“Preferably, the fighting should stop now to respect the spirit and intent of the Security Council decision, the object of which was to save civilian lives, to spare the pain and suffering that the civilians on both sides are living through.”
The resolution envisages a phased withdrawal of Israeli troops from southern Lebanon and 15,000 Lebanese troops to deploy along with up to 15,000 U.N. peacekeeping troops.
But some analysts were cautious over chances that the fighting would stop quickly.
“I think this talk of a ceasefire going into effect tomorrow seems to be highly exaggerated and dubious,” said Mouin Rabbani, senior Middle East analyst with the International Crisis Group.

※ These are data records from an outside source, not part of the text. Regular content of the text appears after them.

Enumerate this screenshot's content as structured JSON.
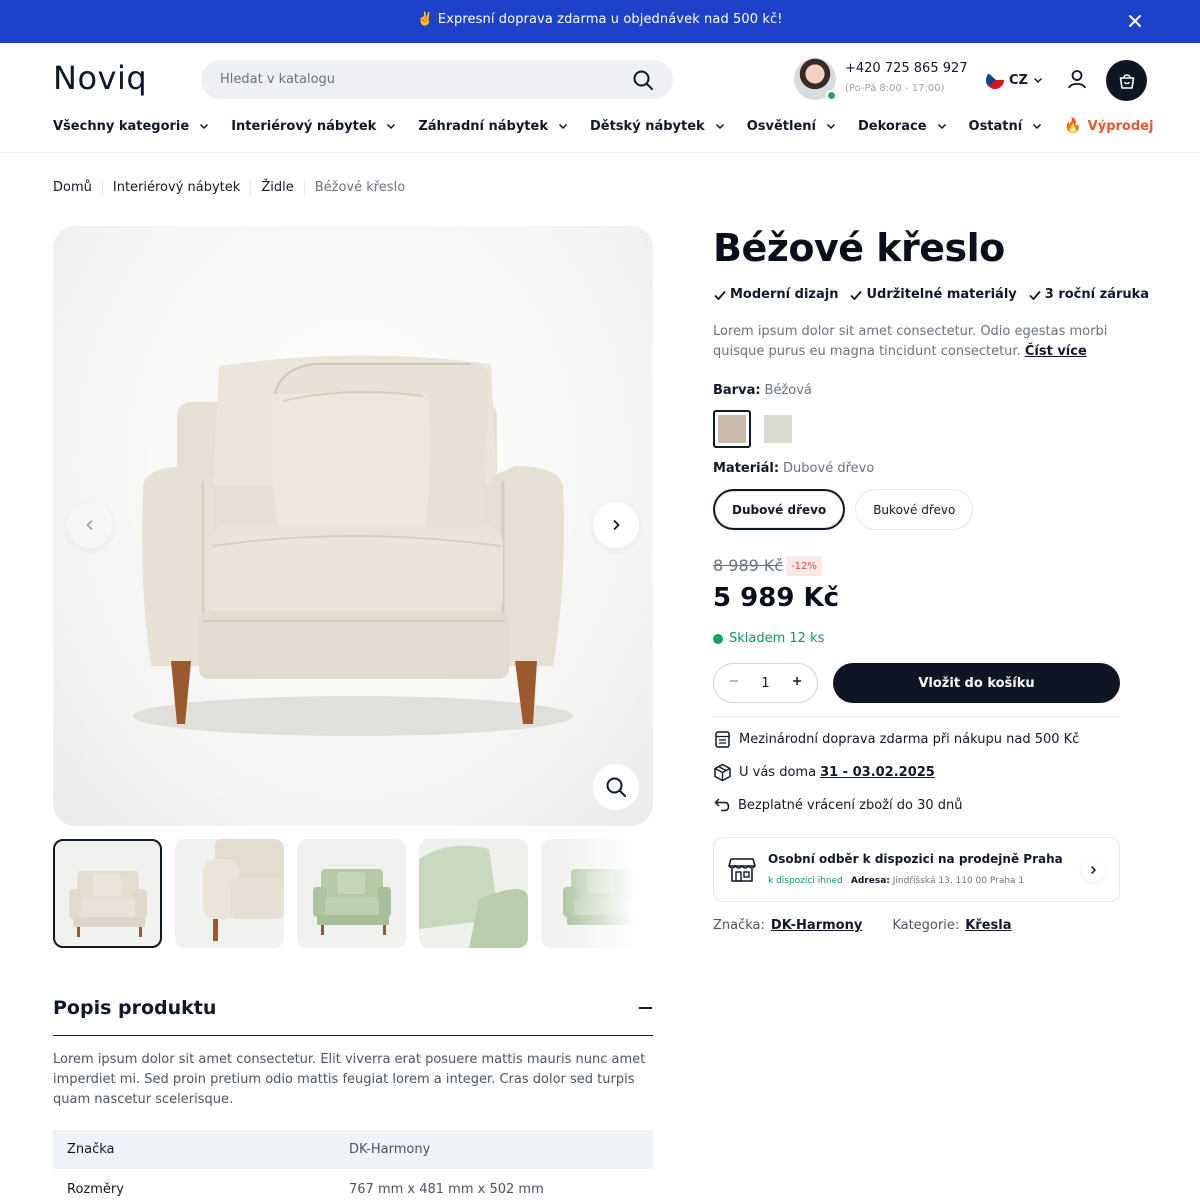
{
  "announcement": {
    "text": "✌️ Expresní doprava zdarma u objednávek nad 500 kč!"
  },
  "header": {
    "logo": "Noviq",
    "search_placeholder": "Hledat v katalogu",
    "phone": "+420 725 865 927",
    "hours": "(Po-Pá 8:00 - 17:00)",
    "language": "CZ"
  },
  "nav": {
    "items": [
      {
        "label": "Všechny kategorie"
      },
      {
        "label": "Interiérový nábytek"
      },
      {
        "label": "Záhradní nábytek"
      },
      {
        "label": "Dětský nábytek"
      },
      {
        "label": "Osvětlení"
      },
      {
        "label": "Dekorace"
      },
      {
        "label": "Ostatní"
      }
    ],
    "sale": "Výprodej"
  },
  "breadcrumb": [
    "Domů",
    "Interiérový nábytek",
    "Židle",
    "Béžové křeslo"
  ],
  "product": {
    "title": "Béžové křeslo",
    "features": [
      "Moderní dizajn",
      "Udržitelné materiály",
      "3 roční záruka"
    ],
    "description": "Lorem ipsum dolor sit amet consectetur. Odio egestas morbi quisque purus eu magna tincidunt consectetur.",
    "read_more": "Číst více",
    "color_label": "Barva:",
    "color_value": "Béžová",
    "swatches": [
      "#c9bcad",
      "#d9dbd3"
    ],
    "material_label": "Materiál:",
    "material_value": "Dubové dřevo",
    "materials": [
      "Dubové dřevo",
      "Bukové dřevo"
    ],
    "old_price": "8 989 Kč",
    "discount": "-12%",
    "price": "5 989 Kč",
    "stock": "Skladem 12 ks",
    "quantity": "1",
    "add_to_cart": "Vložit do košíku",
    "shipping_info": "Mezinárodní doprava zdarma při nákupu nad 500 Kč",
    "delivery_prefix": "U vás doma",
    "delivery_date": "31 - 03.02.2025",
    "returns": "Bezplatné vrácení zboží do 30 dnů",
    "pickup": {
      "title": "Osobní odběr k dispozici na prodejně Praha",
      "availability": "k dispozici ihned",
      "address_label": "Adresa:",
      "address": "Jindřišská 13, 110 00 Praha 1"
    },
    "brand_label": "Značka:",
    "brand": "DK-Harmony",
    "category_label": "Kategorie:",
    "category": "Křesla"
  },
  "description_section": {
    "title": "Popis produktu",
    "text": "Lorem ipsum dolor sit amet consectetur. Elit viverra erat posuere mattis mauris nunc amet imperdiet mi. Sed proin pretium odio mattis feugiat lorem a integer. Cras dolor sed turpis quam nascetur scelerisque.",
    "specs": [
      {
        "key": "Značka",
        "value": "DK-Harmony"
      },
      {
        "key": "Rozměry",
        "value": "767 mm x 481 mm x 502 mm"
      }
    ]
  },
  "colors": {
    "accent": "#1d41c9",
    "dark": "#0f1623",
    "stock_green": "#14955a",
    "sale": "#e4572e"
  }
}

“It seems that Israel’s strategy has been to establish positions as far north as possible to implement a fighting withdrawal, meaning that they will try to take on as much of Hizbollah as they can as they work their way south.”
Nasrallah said Hizbollah would abide by the U.N. resolution and cooperate with the U.N. and Lebanese troops, but would carry on confronting any Israeli soldiers on Lebanese soil.
France is widely expected to lead the U.N. force, which will expand the existing U.N. Interim Force in Lebanon (UNIFIL) but have a stronger mandate. French Foreign Minister Philippe Douste-Blazy told Le Monde newspaper the mission of the new force would not include disarming Hizbollah by force.
A senior Israeli commander, Major General Udi Adam, said some Israeli forces had reached as far as the Litani river in Lebanon. The river is a few kilometres (miles) from the border at some points but about 20 km (13 miles) away at others.